This project investigates the perception and performance of musical rhythm in different cultures. It compares them in terms of their degree of cross-cultural similarity or diversity and thus will enhance an empirically founded discussion of anthropological universals and cultural diversity. The subprojects apply empirical methods such as digital corpus analyses and psychological experiments in contrasting cultural and social contexts. In order to obtain the most meaningful and reliable data possible in terms of cultural comparison, the data are mainly collected in field research situations, for example with local populations in Mali, Bulgaria, Bolivia, and Uruguay. The interdisciplinary project is co-directed by Rainer Polak and Nori Jacoby; the collaborative team of researchers disposes of skills in computational musicology, music psychology and auditory cognition as well as music theory and ethnomusicology.
External Research Partners
Prof.

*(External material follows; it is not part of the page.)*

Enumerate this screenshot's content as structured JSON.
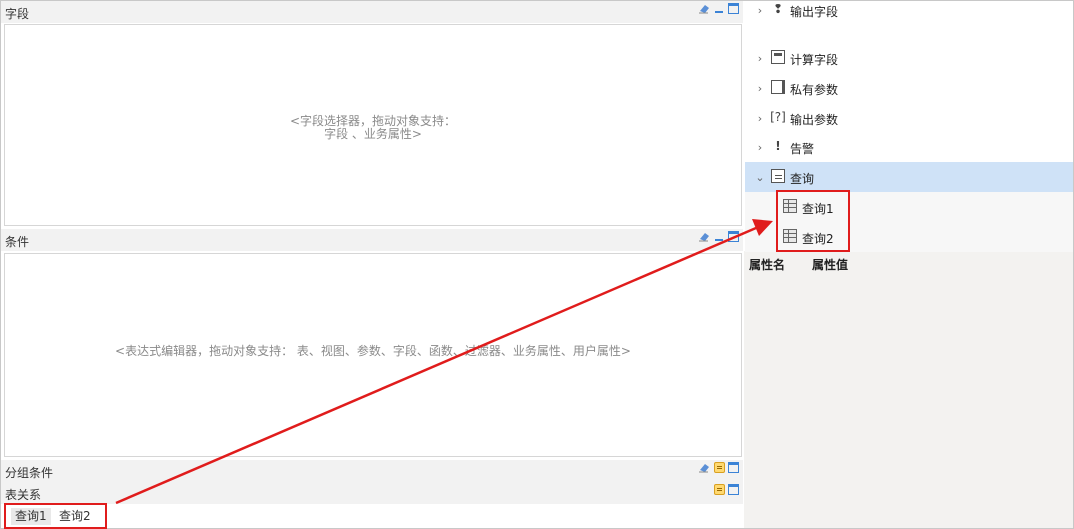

Dr. Justin London (Carleton College, USA)
Dr. Kelly Jakubowski (Durham University, UK)
Dr. Martín Rocamora (Universidad de la República, Uruguay)
Dr. André Holzapfel (KTH Royal Institute of Technology, Schweden)
The perception of rhythmic figures relies upon the mechanism of categorical perception: the tendency for the human perceptual system to perceive the infinite variety of rhythmic nuances with reference to a small number of prototypical rhythmic patterns that serve as reference structures
Ensemble music and dance are prime examples of the human ability to precisely synchronize the actions performed by a group
This subproject investigates the perception and aesthetic evaluation of patterns of microtiming—subtle lengthening or shortening of particular notes—that is inherent in the performance of musical rhythms.